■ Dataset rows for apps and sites

=-=-=-=-=

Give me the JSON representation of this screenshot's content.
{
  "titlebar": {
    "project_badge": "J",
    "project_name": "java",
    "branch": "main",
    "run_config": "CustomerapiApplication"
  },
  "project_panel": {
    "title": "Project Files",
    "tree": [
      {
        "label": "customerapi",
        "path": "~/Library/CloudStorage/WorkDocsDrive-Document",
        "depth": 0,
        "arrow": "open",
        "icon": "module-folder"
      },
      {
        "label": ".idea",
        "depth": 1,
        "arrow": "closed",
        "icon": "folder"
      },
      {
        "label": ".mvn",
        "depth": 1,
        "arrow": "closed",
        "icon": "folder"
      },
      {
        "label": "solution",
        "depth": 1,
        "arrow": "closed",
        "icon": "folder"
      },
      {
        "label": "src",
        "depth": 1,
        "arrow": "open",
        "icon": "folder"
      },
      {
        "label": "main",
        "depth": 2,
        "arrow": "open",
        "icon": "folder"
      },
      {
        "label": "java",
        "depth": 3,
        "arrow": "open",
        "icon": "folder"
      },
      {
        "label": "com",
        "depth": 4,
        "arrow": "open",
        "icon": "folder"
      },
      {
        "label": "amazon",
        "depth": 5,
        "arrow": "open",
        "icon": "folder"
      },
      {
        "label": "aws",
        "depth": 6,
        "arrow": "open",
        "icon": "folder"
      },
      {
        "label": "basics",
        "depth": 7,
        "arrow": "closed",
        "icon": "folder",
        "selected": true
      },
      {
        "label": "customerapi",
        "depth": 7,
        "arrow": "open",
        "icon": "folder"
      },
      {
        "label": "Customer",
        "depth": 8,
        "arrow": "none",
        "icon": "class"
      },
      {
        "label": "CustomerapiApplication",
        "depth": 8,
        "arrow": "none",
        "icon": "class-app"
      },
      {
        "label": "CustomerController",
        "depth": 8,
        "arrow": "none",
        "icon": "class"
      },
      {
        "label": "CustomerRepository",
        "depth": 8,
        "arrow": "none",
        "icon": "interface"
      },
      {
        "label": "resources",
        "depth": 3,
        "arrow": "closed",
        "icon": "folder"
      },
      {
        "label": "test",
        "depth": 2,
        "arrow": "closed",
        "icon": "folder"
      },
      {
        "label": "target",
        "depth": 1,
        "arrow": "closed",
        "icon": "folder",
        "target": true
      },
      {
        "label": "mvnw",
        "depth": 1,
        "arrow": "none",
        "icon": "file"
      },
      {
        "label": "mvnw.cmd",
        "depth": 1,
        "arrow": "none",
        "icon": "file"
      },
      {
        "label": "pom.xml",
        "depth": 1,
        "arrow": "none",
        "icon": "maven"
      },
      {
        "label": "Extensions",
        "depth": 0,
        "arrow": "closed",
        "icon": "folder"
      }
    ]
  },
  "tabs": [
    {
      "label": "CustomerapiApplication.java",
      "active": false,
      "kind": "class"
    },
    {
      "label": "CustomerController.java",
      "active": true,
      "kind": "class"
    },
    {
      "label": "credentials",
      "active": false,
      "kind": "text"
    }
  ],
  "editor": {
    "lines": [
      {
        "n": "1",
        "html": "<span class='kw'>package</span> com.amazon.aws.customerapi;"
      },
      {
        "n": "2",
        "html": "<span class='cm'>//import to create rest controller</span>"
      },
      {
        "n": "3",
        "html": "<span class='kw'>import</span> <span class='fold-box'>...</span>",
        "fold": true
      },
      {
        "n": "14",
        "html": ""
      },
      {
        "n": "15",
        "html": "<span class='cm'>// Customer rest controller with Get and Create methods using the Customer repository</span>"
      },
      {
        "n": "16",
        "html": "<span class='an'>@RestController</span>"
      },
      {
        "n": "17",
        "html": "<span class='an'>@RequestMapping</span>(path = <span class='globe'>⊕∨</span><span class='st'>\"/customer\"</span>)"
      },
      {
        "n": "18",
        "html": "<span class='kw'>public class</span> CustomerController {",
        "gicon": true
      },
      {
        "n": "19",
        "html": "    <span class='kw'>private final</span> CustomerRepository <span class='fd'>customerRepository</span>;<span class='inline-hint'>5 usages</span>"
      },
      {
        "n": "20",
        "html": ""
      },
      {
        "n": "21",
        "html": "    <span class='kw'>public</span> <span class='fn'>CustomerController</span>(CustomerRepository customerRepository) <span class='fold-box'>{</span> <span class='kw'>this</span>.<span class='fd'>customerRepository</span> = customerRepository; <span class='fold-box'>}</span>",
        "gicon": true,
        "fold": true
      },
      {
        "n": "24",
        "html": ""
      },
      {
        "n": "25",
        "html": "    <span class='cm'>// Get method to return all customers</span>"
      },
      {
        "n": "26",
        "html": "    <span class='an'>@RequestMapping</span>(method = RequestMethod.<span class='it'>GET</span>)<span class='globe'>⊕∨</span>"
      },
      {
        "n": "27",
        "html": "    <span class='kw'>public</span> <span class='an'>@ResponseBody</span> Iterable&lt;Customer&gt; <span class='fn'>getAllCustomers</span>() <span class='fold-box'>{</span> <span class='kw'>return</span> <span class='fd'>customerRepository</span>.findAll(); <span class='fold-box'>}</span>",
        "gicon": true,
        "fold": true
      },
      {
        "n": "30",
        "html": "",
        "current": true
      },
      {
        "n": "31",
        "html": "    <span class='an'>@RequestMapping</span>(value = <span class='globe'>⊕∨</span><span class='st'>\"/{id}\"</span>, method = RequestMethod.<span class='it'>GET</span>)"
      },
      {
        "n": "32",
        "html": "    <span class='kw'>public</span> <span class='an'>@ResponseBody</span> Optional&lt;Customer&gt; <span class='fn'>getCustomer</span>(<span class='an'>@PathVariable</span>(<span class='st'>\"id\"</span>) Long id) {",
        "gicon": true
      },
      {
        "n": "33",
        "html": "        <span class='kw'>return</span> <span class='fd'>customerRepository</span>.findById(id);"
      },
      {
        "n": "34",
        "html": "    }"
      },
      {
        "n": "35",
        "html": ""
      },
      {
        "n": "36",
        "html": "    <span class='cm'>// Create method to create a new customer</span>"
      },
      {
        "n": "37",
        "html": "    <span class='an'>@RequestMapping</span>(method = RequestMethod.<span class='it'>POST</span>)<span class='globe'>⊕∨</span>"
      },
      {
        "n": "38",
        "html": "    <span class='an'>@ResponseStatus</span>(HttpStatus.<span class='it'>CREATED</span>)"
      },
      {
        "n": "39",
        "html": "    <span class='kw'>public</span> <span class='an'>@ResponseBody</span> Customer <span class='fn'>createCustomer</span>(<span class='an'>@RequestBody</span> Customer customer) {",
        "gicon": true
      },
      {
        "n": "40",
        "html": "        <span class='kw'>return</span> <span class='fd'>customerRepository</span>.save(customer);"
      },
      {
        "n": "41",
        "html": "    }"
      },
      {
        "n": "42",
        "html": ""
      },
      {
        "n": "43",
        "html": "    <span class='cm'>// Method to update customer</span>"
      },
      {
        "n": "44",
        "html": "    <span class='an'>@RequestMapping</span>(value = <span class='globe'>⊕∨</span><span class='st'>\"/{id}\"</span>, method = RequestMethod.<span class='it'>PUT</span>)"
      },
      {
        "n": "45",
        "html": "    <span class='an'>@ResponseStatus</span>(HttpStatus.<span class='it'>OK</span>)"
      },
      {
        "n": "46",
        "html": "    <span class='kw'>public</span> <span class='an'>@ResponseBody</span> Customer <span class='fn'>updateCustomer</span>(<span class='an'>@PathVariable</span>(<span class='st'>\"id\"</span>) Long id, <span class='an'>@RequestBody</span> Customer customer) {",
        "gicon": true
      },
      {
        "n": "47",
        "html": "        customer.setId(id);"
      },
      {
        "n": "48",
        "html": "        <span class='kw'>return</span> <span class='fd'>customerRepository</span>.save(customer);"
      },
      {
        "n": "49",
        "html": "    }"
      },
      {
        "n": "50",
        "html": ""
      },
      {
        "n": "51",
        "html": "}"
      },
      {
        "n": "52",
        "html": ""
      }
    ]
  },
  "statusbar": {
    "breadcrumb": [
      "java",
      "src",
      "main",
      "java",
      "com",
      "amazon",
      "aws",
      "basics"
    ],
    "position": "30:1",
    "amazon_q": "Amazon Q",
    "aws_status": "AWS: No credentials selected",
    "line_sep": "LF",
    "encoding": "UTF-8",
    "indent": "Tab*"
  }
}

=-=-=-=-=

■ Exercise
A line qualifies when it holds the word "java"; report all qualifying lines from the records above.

■ Problem solution
    "project_name": "java",
        "label": "java",
      "label": "CustomerapiApplication.java",
      "label": "CustomerController.java",
      "java",
      "java",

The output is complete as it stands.